* **Required action**: Within the listing below, show every line that contains the word "count".

* **Supplied data**:
= = =

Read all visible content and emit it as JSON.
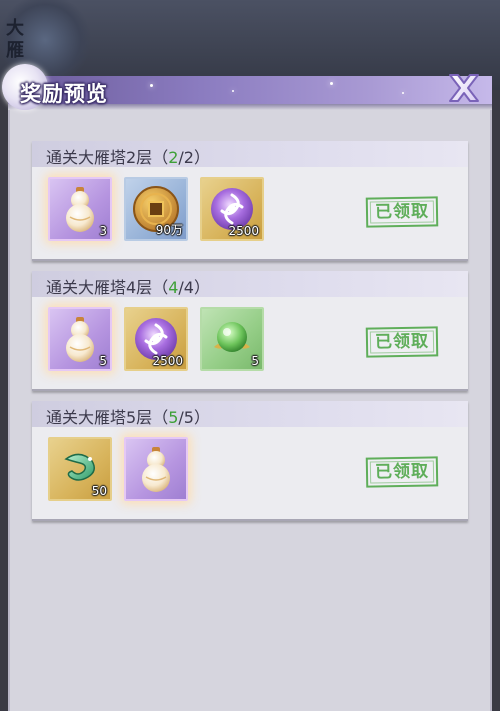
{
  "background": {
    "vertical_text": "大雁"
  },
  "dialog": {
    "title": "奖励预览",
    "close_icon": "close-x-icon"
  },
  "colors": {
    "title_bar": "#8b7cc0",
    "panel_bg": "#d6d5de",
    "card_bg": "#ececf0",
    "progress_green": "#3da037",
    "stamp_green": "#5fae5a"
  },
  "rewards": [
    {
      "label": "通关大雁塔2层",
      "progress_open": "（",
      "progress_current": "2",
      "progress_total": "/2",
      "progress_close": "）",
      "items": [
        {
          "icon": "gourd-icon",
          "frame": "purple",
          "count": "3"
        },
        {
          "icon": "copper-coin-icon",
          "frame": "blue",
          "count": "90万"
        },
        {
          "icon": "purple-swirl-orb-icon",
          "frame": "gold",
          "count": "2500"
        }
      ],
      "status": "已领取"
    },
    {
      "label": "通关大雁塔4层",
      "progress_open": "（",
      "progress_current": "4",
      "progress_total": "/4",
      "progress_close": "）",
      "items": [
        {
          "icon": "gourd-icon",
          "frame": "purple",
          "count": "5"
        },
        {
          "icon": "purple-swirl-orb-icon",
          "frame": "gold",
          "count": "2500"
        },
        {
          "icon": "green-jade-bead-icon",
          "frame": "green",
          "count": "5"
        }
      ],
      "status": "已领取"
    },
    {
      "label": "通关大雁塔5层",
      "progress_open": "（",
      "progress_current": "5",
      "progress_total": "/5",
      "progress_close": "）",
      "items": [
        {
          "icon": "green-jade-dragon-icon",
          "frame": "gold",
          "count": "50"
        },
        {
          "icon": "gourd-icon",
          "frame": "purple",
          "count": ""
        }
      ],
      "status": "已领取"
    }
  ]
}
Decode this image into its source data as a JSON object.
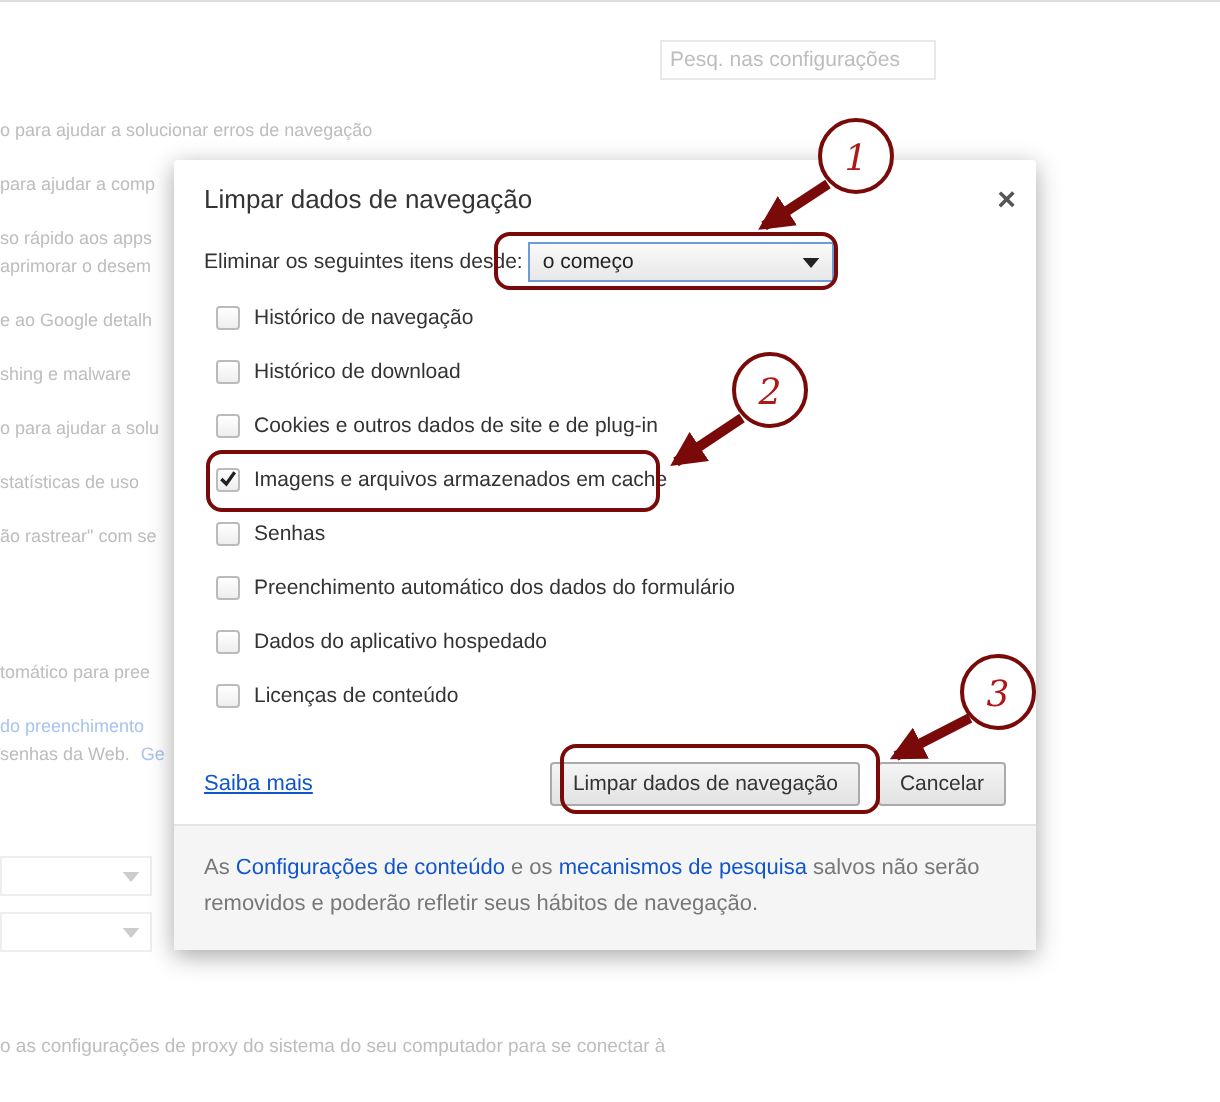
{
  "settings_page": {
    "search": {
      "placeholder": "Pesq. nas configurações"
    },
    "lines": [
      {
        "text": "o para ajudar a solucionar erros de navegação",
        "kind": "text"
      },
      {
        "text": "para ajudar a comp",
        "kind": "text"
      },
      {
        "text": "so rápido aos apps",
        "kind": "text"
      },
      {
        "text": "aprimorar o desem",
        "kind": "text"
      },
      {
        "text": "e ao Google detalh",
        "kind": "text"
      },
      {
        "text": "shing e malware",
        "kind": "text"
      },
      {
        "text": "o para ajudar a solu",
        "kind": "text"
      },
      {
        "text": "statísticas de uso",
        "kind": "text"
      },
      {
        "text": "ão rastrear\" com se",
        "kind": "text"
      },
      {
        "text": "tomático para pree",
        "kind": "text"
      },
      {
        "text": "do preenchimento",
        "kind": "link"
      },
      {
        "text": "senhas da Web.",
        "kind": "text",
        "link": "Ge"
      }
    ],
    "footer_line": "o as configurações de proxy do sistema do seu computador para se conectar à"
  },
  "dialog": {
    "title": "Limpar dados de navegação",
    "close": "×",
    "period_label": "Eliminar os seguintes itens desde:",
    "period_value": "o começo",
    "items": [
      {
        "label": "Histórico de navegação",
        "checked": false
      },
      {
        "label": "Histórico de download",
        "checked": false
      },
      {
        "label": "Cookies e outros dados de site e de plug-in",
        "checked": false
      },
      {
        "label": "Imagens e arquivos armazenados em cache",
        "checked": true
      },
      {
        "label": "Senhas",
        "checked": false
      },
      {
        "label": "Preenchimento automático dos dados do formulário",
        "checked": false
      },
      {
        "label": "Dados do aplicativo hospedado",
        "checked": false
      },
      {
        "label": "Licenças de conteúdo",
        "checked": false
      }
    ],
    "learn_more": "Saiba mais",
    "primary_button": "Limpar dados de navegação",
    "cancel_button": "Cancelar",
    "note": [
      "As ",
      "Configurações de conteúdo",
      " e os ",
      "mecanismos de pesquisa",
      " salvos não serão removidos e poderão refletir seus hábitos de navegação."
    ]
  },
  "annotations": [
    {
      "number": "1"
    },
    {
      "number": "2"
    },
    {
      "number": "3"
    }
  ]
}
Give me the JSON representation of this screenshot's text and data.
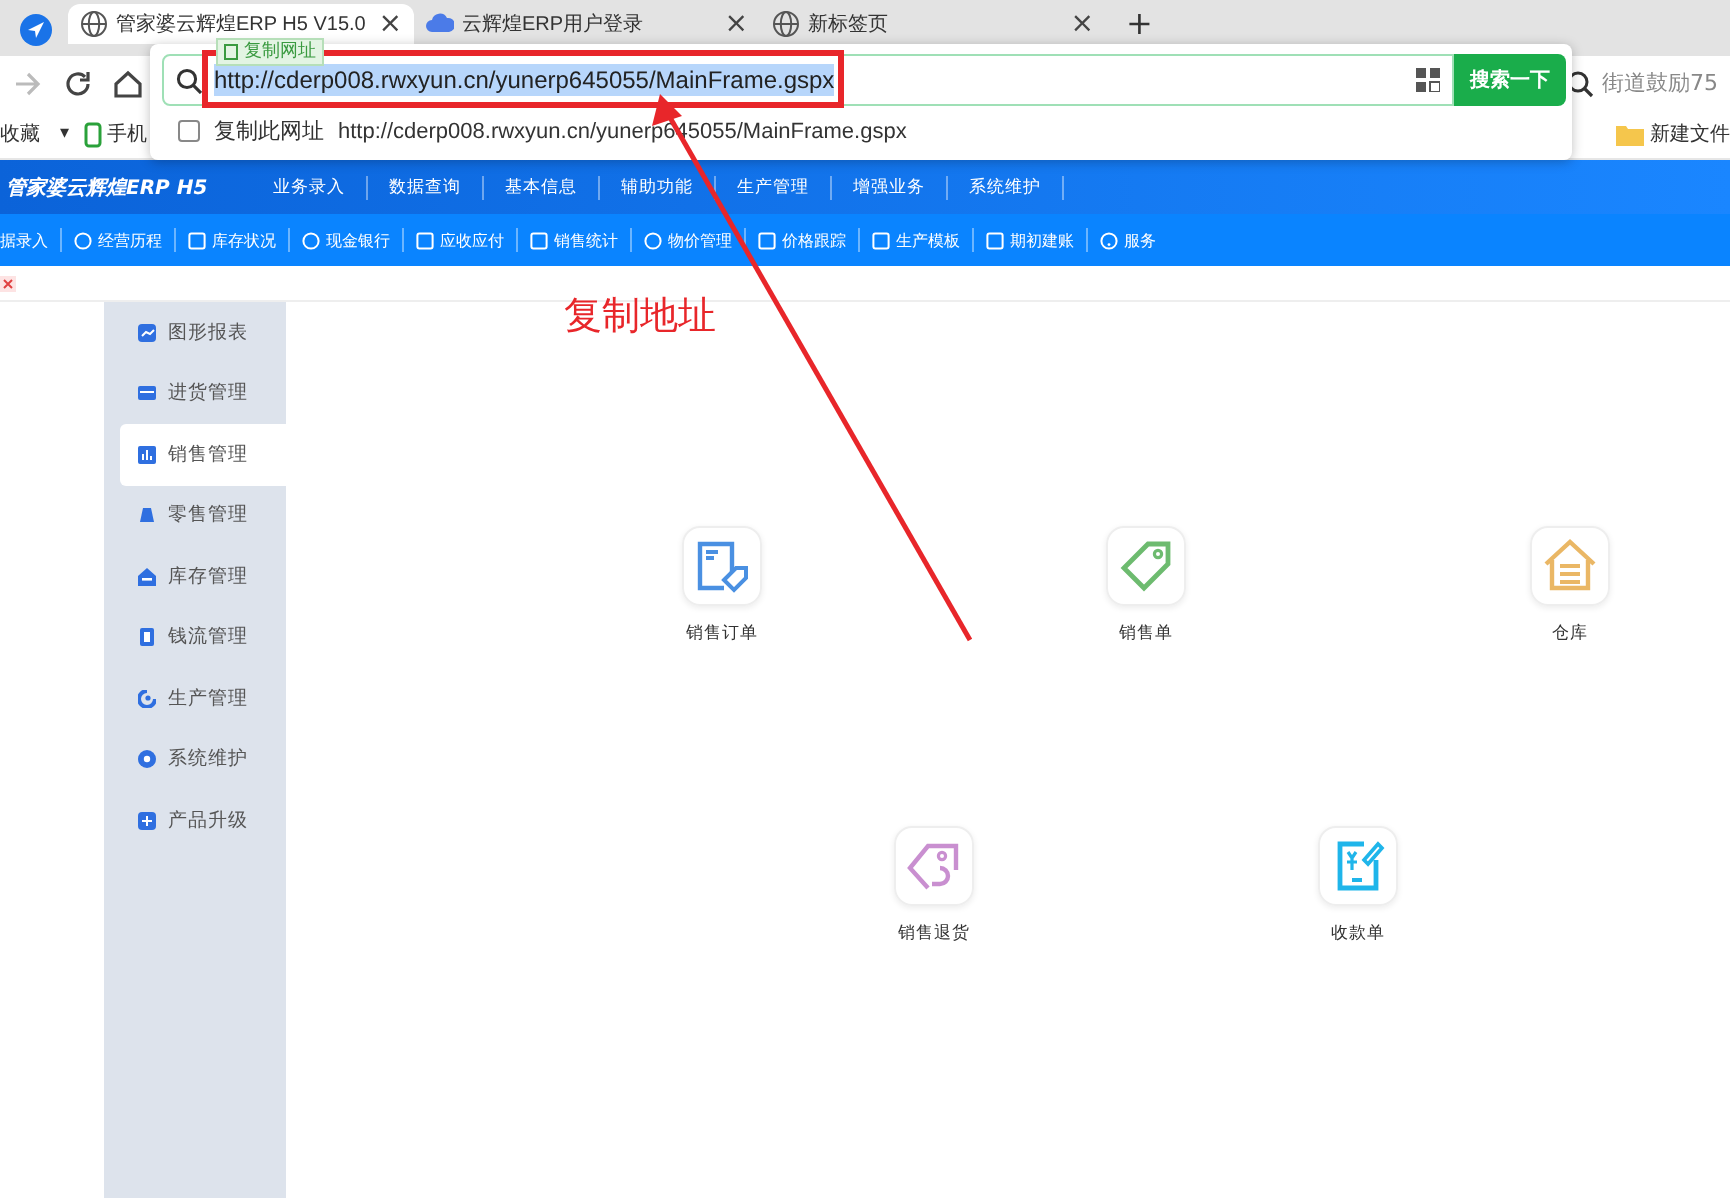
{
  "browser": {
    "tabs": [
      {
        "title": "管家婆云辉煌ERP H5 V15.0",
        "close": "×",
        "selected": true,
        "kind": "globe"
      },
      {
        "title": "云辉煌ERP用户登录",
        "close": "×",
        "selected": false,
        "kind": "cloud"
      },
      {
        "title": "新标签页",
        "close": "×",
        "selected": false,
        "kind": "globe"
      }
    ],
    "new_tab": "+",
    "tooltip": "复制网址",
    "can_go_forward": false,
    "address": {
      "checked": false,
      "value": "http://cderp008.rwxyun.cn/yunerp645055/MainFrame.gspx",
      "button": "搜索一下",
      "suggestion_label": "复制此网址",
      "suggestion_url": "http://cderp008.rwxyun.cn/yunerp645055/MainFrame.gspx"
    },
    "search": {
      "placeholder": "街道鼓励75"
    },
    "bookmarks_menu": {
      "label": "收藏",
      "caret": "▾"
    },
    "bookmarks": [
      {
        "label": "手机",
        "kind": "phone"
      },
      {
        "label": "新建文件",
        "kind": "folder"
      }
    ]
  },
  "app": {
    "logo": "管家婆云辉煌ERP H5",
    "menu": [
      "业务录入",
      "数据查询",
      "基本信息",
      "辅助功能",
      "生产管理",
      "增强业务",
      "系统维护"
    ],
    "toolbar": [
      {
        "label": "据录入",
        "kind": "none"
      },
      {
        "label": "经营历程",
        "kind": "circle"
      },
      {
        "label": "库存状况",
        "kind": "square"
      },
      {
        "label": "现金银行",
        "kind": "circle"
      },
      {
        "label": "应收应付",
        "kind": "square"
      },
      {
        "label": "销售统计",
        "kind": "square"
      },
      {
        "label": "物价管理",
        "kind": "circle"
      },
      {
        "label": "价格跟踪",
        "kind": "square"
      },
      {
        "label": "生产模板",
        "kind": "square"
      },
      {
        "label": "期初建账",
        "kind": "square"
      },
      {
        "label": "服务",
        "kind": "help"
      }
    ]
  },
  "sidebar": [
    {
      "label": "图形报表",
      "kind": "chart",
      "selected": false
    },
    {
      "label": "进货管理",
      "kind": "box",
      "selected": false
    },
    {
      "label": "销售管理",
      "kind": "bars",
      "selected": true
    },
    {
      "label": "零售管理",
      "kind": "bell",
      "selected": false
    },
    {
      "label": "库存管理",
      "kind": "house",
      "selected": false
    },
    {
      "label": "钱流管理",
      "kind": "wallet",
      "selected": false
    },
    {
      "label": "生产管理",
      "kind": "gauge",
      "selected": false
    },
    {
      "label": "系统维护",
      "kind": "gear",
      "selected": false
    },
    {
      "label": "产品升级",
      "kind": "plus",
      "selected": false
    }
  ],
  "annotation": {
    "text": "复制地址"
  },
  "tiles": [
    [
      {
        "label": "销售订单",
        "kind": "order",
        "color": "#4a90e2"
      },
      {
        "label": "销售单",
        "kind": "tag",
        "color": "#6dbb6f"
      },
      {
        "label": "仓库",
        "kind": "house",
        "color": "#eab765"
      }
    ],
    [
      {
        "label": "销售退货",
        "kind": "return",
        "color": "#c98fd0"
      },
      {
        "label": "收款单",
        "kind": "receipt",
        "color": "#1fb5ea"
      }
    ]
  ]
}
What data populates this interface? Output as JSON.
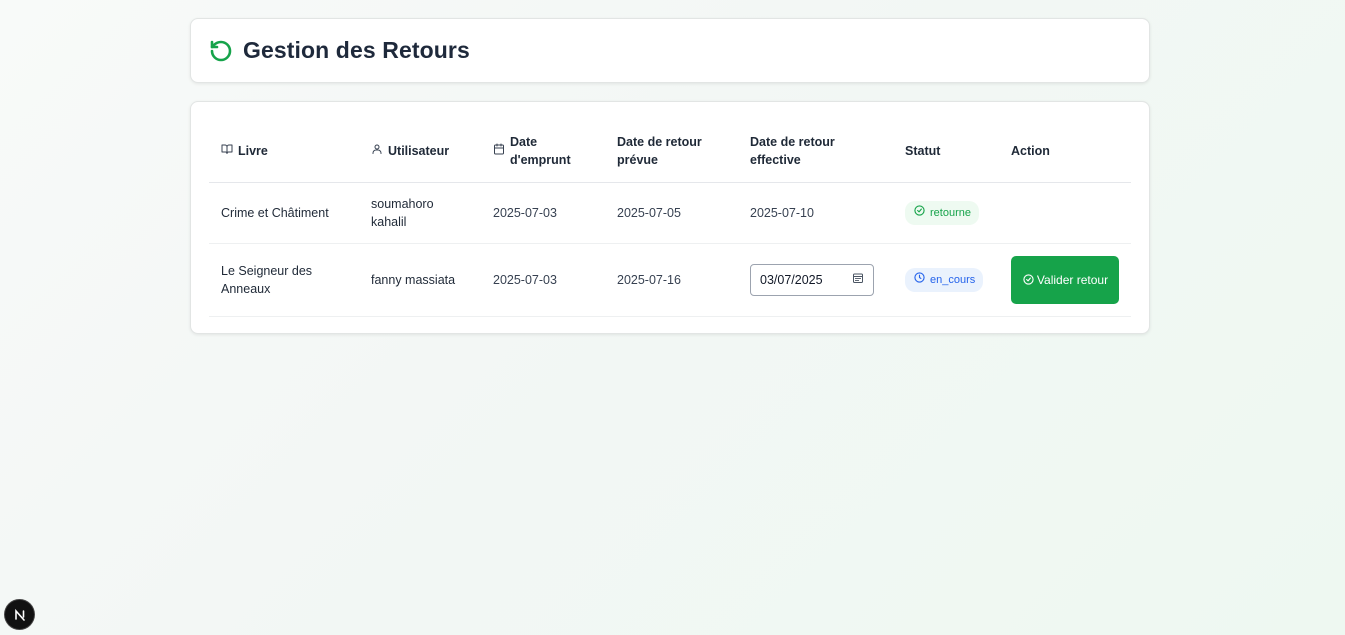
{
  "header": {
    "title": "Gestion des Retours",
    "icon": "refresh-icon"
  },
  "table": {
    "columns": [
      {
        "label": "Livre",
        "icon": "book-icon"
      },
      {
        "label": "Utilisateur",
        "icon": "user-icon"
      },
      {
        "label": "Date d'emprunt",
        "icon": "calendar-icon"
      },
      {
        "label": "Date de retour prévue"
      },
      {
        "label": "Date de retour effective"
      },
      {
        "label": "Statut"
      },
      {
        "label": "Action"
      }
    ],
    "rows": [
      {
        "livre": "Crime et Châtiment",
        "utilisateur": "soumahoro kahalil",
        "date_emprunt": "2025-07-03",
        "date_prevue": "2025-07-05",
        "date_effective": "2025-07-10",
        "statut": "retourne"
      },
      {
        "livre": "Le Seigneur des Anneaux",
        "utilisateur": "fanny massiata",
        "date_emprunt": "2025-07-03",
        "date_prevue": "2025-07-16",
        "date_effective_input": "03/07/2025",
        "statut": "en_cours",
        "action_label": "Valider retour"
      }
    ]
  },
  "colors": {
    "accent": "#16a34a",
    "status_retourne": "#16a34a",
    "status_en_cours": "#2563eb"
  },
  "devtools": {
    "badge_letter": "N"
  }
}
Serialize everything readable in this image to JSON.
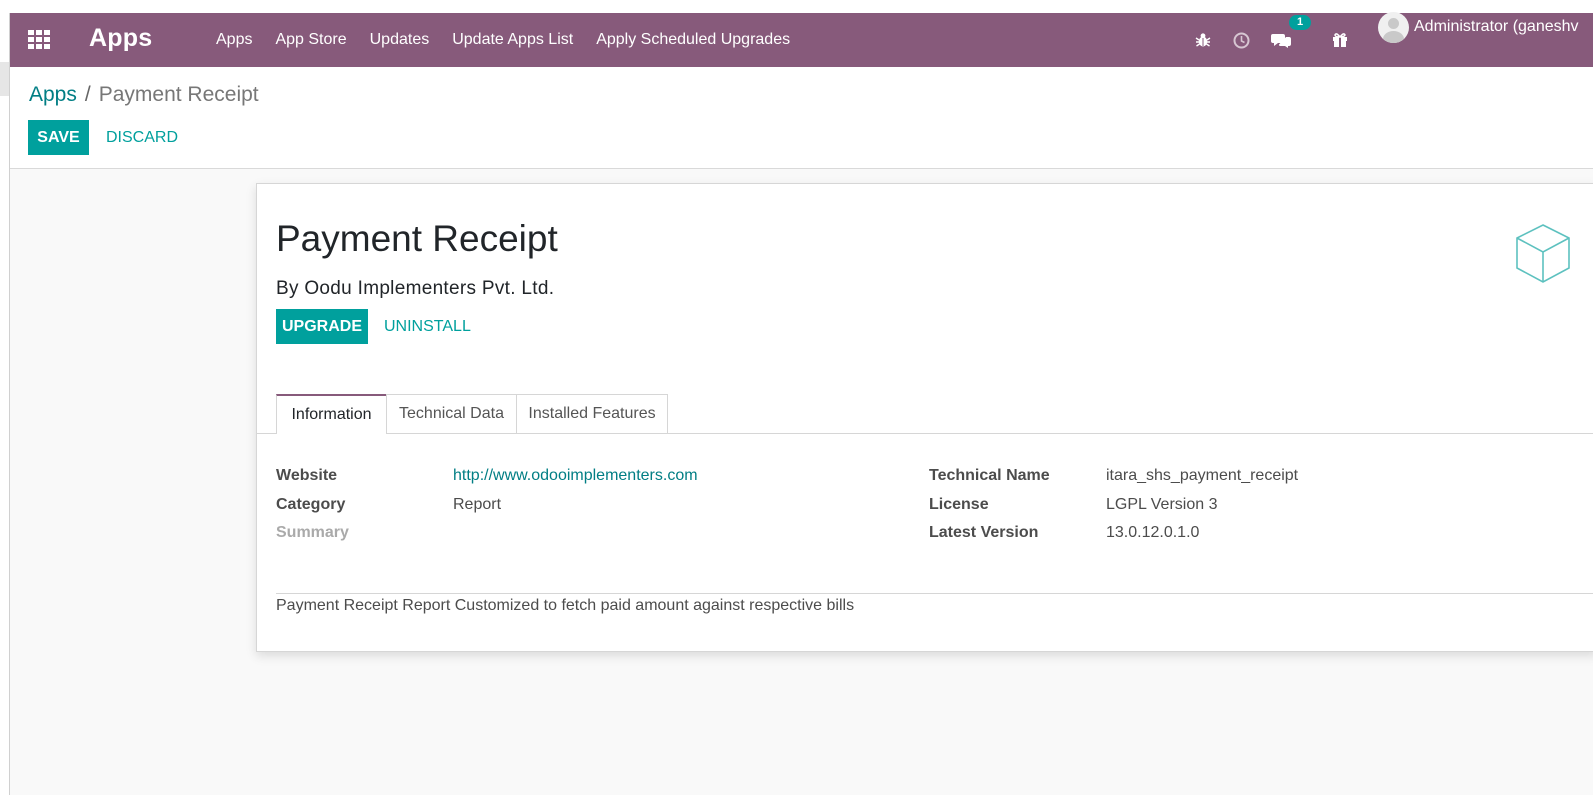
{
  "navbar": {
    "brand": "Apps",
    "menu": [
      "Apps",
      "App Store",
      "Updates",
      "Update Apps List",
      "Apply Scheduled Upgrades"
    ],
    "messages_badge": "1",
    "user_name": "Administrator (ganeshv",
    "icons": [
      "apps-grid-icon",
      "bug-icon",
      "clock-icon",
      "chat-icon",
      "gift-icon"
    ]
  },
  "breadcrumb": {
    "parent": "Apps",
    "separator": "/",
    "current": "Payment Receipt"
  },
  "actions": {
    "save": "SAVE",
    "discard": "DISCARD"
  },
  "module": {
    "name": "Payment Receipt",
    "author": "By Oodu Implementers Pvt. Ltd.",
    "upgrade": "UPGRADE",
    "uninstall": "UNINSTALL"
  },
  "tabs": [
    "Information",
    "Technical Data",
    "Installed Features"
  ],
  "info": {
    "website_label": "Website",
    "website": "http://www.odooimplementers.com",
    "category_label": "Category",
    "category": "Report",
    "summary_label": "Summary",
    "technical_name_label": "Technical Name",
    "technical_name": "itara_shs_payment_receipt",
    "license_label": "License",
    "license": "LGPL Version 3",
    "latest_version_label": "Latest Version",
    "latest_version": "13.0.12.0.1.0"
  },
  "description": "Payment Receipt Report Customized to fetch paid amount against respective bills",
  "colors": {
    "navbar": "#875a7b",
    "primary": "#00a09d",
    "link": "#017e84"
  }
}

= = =

* **Finished exercise**:
          "count": "3"
          "count": "90万"
          "count": "2500"
          "count": "5"
          "count": "2500"
          "count": "5"
          "count": "50"
          "count": ""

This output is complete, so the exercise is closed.